▸ **Material for this exercise**:
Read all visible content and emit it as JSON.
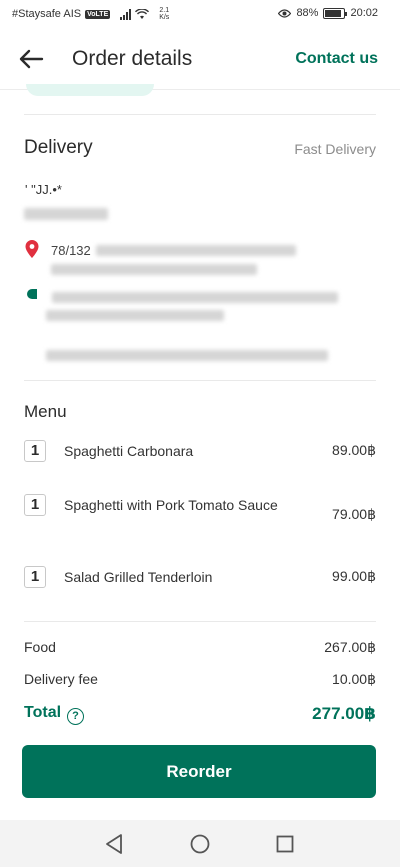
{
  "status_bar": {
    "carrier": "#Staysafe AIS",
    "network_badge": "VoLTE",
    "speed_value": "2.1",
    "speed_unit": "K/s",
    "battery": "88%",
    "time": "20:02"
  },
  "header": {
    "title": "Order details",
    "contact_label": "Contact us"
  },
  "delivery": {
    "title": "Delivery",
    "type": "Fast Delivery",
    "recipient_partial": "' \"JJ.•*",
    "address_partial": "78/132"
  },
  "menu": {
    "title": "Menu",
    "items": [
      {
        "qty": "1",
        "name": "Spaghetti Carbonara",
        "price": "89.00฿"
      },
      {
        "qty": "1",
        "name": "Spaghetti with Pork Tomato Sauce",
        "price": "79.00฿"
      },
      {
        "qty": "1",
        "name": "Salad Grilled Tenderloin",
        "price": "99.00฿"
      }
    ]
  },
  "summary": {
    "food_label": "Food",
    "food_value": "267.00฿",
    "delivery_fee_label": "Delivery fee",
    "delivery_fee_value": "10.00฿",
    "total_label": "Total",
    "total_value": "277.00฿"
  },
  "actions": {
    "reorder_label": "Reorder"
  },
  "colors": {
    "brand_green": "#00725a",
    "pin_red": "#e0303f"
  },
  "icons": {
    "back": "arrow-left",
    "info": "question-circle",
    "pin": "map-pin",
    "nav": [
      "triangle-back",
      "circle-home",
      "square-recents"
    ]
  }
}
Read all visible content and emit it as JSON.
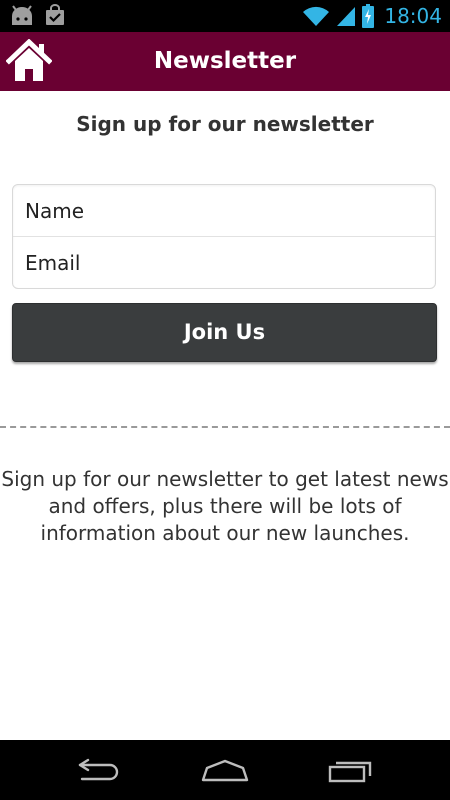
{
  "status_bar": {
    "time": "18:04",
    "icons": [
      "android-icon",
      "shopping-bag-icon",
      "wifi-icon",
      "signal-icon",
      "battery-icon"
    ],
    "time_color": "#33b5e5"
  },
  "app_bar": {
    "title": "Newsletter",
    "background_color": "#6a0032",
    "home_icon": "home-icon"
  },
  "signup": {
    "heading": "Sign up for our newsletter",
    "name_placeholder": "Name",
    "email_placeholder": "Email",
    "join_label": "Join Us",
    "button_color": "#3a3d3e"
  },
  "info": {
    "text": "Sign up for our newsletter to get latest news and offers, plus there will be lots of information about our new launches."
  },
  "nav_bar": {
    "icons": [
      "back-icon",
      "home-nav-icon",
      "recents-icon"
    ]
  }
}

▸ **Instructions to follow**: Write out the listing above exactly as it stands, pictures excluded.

▸ **Solution to the problem**:
Read all visible content and emit it as JSON.
{
  "status_bar": {
    "carrier": "#Staysafe AIS",
    "network_badge": "VoLTE",
    "speed_value": "2.1",
    "speed_unit": "K/s",
    "battery": "88%",
    "time": "20:02"
  },
  "header": {
    "title": "Order details",
    "contact_label": "Contact us"
  },
  "delivery": {
    "title": "Delivery",
    "type": "Fast Delivery",
    "recipient_partial": "' \"JJ.•*",
    "address_partial": "78/132"
  },
  "menu": {
    "title": "Menu",
    "items": [
      {
        "qty": "1",
        "name": "Spaghetti Carbonara",
        "price": "89.00฿"
      },
      {
        "qty": "1",
        "name": "Spaghetti with Pork Tomato Sauce",
        "price": "79.00฿"
      },
      {
        "qty": "1",
        "name": "Salad Grilled Tenderloin",
        "price": "99.00฿"
      }
    ]
  },
  "summary": {
    "food_label": "Food",
    "food_value": "267.00฿",
    "delivery_fee_label": "Delivery fee",
    "delivery_fee_value": "10.00฿",
    "total_label": "Total",
    "total_value": "277.00฿"
  },
  "actions": {
    "reorder_label": "Reorder"
  },
  "colors": {
    "brand_green": "#00725a",
    "pin_red": "#e0303f"
  },
  "icons": {
    "back": "arrow-left",
    "info": "question-circle",
    "pin": "map-pin",
    "nav": [
      "triangle-back",
      "circle-home",
      "square-recents"
    ]
  }
}
Read all visible content and emit it as JSON.
{
  "status_bar": {
    "time": "18:04",
    "icons": [
      "android-icon",
      "shopping-bag-icon",
      "wifi-icon",
      "signal-icon",
      "battery-icon"
    ],
    "time_color": "#33b5e5"
  },
  "app_bar": {
    "title": "Newsletter",
    "background_color": "#6a0032",
    "home_icon": "home-icon"
  },
  "signup": {
    "heading": "Sign up for our newsletter",
    "name_placeholder": "Name",
    "email_placeholder": "Email",
    "join_label": "Join Us",
    "button_color": "#3a3d3e"
  },
  "info": {
    "text": "Sign up for our newsletter to get latest news and offers, plus there will be lots of information about our new launches."
  },
  "nav_bar": {
    "icons": [
      "back-icon",
      "home-nav-icon",
      "recents-icon"
    ]
  }
}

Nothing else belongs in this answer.